The rookie sold a house! The rookie sold a house! The rookie sold a house!
The rookie sold a house…Whoa-oh!
Okay, maybe the first successful offer I’ve written on behalf of a client doesn’t rank up there with a radio announcer’s call of Bobby Thompson’s bottom-of-the-ninth-inning home run that allowed the New York Giants to beat the Brooklyn Dodgers a half-century ago.
I don’t follow baseball much, but my father was a lifelong Dodgers fan. As such, Dad was an expert when it came to the topics of heartbreak and disappointment.
I have written more than a dozen offers for clients in my first year in the real estate business, but none of them was accepted until today. So for a struggling rookie Realtor like me, closing my first deal now would be like winning the World Series, the Super Bowl and the National Basketball Association championship all at the same time.
I know that there’s a long road to travel before my first deal can close. There are inspections to get, an appraisal to be obtained, and countless other things that must happen before my buyers can get the house and I can collect my first commission check.
But to be honest, I don’t want to think about that stuff right now.

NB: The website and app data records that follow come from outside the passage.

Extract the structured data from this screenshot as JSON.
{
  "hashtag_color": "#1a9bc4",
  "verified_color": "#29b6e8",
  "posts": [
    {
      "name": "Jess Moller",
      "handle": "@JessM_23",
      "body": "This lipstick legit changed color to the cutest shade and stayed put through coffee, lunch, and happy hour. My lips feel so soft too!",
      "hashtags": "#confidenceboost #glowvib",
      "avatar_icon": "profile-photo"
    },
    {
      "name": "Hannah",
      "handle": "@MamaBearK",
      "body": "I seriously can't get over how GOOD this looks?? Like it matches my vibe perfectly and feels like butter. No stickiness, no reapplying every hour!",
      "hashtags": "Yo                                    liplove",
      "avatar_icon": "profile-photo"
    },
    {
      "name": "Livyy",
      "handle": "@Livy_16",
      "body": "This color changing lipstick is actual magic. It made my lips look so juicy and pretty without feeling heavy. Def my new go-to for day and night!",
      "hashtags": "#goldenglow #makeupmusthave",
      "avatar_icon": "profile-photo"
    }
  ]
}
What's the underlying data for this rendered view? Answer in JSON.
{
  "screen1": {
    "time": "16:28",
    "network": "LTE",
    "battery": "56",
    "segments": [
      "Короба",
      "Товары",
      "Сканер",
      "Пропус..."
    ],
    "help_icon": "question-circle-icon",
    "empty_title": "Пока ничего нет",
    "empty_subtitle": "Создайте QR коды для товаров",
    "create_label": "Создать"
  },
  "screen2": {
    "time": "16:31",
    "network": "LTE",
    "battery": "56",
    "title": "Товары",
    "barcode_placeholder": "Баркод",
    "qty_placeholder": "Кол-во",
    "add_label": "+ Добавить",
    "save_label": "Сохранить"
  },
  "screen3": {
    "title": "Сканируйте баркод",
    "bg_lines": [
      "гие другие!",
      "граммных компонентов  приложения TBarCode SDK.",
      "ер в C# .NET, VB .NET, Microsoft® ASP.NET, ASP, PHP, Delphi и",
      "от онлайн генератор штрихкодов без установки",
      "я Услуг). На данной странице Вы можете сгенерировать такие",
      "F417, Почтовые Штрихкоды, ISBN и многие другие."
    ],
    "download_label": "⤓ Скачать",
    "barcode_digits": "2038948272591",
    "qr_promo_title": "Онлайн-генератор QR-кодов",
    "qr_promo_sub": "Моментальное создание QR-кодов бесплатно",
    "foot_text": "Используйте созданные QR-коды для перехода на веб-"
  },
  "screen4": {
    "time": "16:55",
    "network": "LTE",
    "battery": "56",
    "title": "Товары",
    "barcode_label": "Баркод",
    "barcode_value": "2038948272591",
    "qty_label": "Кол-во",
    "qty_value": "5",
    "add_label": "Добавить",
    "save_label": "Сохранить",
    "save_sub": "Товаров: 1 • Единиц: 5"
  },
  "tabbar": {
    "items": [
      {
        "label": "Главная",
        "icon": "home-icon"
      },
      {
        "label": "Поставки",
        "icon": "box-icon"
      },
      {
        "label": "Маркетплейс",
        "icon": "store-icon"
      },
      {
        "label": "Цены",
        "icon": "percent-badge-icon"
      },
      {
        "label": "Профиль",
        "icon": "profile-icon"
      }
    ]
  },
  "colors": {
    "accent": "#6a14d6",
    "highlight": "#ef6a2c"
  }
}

Today, I just want to celebrate.
I want to celebrate, because the offer I made for my clients is going to help them buy their first home.
I want to celebrate because I can finally tell my kids I sold a house, so they can feel a little better about all those Little League and soccer games I’ve missed over the past year to show property to prospective buyers.
And yes, I also want to celebrate because maybe–just maybe–closing my first deal will stop my spouse from constantly complaining about having to support me in my first year of the real estate business.
But most of all, I want to celebrate because selling my first home will make me feel a whole lot better about myself.
It was almost a year ago today that I decided to quit my 9-to-5 job in order to become a Realtor. I wish I could tell you I’ve never looked back on the decision, but that would be a lie.
The truth is I think about my old job all the time. It wasn’t a particularly good job, working in a tiny cubicle for a government agency.
I pushed a lot of paper, and my boss was always breathing down my neck to push more. The receptionist didn’t even know how to transfer telephone calls, but she had worked in the office for many years and was a dues-paying member of the public-employees union, which meant she couldn’t be fired for her incompetence or her notorious habit of calling in “sick” every Thursday and Friday before a three-day holiday weekend so she could spend five days in Las Vegas, Mexico or Hawaii.
It was heaven-on-earth for our receptionist, but hell-on-earth for me.
Still, the job had its perks. As a government worker, my entire family received health, dental and vision insurance for just a few dollars per month. I had a good retirement program and a small, but guaranteed, annual pay increase.
I automatically received 13 paid holidays every year. And on top of my three weeks of paid vacation, I was also entitled to 10 paid sick days annually and three paid personal days off.
Added up, it amounted out to 41 days that I was allowed to take off at taxpayers’ expense every year and thousands of dollars in other benefits.
Had I had done this little calculation a year ago, I’d probably still be working for the government.
Instead, I decided to get into the real estate business. I don’t have paid holidays or vacations anymore, and I don’t have free health coverage. When I get sick or injured (as I did recently), there are big medical bills to pay, but no weekly salary to pay them.
The Saturdays and Sundays I used to spend with my family are now spent in my car, toting strangers from one house to the next in the desperate hope they’ll buy a home and use me as their agent.
If it sounds like I’m second-guessing myself, it’s because I am. I can’t reverse the decision I made a year ago to quit my old job and start a new career in real estate. If I could, I probably would.
So I really, really need to close the deal that my clients put on the table and the sellers accepted. It’s not just about collecting my first sales commission: I just want to get back a shred of the self-confidence I had when I went into this crazy business a year ago.
It’s the bottom of the ninth inning. But if Bobby Thompson could do it, so can I.
Got tips, ideas or advice for the Rookie Realtor? Send them to Rookie@inman.com.